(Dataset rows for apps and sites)
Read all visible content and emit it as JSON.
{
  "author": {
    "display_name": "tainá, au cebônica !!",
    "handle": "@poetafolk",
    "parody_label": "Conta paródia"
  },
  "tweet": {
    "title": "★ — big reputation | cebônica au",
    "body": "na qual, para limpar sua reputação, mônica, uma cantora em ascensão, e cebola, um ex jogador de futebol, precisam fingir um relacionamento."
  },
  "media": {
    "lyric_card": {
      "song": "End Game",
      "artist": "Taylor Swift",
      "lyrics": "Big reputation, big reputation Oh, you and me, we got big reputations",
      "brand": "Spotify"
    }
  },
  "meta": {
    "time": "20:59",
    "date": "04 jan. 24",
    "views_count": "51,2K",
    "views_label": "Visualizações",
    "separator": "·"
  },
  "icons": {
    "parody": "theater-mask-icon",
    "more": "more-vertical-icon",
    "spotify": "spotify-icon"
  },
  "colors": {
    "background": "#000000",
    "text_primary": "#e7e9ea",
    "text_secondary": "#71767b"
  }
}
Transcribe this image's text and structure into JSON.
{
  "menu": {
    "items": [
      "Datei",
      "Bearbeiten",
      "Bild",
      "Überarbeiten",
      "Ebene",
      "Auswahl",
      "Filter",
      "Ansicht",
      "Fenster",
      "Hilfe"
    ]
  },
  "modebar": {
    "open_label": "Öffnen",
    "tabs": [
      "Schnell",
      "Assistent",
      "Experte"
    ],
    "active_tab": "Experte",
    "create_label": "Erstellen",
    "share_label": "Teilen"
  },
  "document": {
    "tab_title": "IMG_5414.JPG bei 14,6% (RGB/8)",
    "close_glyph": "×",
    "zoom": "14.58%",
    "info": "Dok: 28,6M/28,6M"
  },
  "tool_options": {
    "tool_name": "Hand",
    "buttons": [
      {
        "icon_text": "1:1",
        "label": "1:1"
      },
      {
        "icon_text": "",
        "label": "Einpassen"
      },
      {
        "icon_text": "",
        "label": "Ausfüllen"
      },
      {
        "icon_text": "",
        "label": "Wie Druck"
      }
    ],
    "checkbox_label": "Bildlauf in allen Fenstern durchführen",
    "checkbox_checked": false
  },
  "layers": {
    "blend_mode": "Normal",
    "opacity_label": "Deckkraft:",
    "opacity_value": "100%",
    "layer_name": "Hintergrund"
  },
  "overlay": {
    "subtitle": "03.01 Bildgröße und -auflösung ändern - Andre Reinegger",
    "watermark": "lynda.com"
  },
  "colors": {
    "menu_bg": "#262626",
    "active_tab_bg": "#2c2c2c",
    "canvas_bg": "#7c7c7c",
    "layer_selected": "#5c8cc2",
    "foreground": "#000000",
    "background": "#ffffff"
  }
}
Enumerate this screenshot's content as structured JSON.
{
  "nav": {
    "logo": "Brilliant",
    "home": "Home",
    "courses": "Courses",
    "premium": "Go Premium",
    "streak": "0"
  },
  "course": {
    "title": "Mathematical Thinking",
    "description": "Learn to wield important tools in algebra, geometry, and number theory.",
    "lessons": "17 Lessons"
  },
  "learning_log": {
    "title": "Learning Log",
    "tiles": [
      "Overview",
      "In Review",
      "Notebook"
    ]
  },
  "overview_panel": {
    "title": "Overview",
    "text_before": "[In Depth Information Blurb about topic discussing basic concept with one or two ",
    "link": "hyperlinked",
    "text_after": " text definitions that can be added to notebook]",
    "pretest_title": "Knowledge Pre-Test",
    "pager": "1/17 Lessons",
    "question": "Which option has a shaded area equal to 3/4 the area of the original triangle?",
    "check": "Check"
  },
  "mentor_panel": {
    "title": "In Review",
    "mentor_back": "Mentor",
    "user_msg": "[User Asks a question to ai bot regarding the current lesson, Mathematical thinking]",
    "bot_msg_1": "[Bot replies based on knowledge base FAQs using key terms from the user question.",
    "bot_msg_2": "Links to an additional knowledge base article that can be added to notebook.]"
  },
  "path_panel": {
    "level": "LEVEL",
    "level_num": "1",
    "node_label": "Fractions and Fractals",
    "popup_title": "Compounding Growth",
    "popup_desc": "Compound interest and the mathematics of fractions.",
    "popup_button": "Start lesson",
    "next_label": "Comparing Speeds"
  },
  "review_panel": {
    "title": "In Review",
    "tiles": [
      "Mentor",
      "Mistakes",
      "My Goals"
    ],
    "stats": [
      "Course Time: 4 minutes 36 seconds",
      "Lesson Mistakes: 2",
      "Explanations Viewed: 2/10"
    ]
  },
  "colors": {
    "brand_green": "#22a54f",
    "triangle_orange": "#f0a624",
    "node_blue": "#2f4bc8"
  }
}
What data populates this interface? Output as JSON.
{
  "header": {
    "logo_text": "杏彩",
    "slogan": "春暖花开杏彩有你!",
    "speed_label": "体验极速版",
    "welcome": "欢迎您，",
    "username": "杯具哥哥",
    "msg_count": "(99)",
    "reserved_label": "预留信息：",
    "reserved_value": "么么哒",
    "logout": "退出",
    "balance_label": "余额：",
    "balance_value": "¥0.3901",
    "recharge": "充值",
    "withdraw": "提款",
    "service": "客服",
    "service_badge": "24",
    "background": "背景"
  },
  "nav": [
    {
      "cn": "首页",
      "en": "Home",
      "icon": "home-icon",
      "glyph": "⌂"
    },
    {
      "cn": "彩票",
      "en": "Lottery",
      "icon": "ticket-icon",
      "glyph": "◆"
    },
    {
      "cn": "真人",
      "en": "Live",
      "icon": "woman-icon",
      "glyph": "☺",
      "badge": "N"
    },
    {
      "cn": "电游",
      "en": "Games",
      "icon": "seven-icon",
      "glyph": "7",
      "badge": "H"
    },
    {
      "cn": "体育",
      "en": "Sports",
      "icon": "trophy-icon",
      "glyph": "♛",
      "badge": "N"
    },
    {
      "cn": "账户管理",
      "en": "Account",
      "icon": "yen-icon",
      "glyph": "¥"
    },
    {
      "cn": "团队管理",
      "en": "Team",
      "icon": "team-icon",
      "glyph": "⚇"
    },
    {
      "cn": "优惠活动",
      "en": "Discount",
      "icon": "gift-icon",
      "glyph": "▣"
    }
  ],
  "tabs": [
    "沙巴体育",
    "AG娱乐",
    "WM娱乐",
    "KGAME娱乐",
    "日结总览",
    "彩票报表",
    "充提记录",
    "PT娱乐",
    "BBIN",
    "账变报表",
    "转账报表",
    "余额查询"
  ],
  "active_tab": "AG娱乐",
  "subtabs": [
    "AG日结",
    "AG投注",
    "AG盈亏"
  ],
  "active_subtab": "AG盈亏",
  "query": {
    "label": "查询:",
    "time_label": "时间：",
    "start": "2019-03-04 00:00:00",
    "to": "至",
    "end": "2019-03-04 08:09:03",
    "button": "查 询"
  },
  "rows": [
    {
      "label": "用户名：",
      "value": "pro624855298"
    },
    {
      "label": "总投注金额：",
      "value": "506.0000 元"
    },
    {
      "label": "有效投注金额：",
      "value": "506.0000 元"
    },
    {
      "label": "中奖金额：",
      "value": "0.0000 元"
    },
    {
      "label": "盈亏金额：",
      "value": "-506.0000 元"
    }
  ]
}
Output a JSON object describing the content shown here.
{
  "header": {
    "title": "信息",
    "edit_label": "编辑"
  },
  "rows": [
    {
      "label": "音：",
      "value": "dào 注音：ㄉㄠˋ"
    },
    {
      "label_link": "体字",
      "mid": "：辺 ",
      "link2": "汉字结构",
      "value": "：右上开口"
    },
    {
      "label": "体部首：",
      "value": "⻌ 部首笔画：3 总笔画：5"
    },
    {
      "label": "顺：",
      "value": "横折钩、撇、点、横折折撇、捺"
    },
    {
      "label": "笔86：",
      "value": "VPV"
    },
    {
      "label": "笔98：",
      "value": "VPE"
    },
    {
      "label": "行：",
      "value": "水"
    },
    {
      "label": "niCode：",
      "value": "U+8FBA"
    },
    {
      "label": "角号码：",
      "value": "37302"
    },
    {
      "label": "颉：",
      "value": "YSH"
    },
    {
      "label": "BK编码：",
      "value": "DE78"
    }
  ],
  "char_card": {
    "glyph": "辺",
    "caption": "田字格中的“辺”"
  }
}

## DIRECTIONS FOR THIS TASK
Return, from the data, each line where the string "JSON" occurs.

## ANSWER BELOW
Read all visible content and emit it as JSON.
Transcribe this image's text and structure into JSON.
Enumerate this screenshot's content as structured JSON.
What data populates this interface? Output as JSON.
Output a JSON object describing the content shown here.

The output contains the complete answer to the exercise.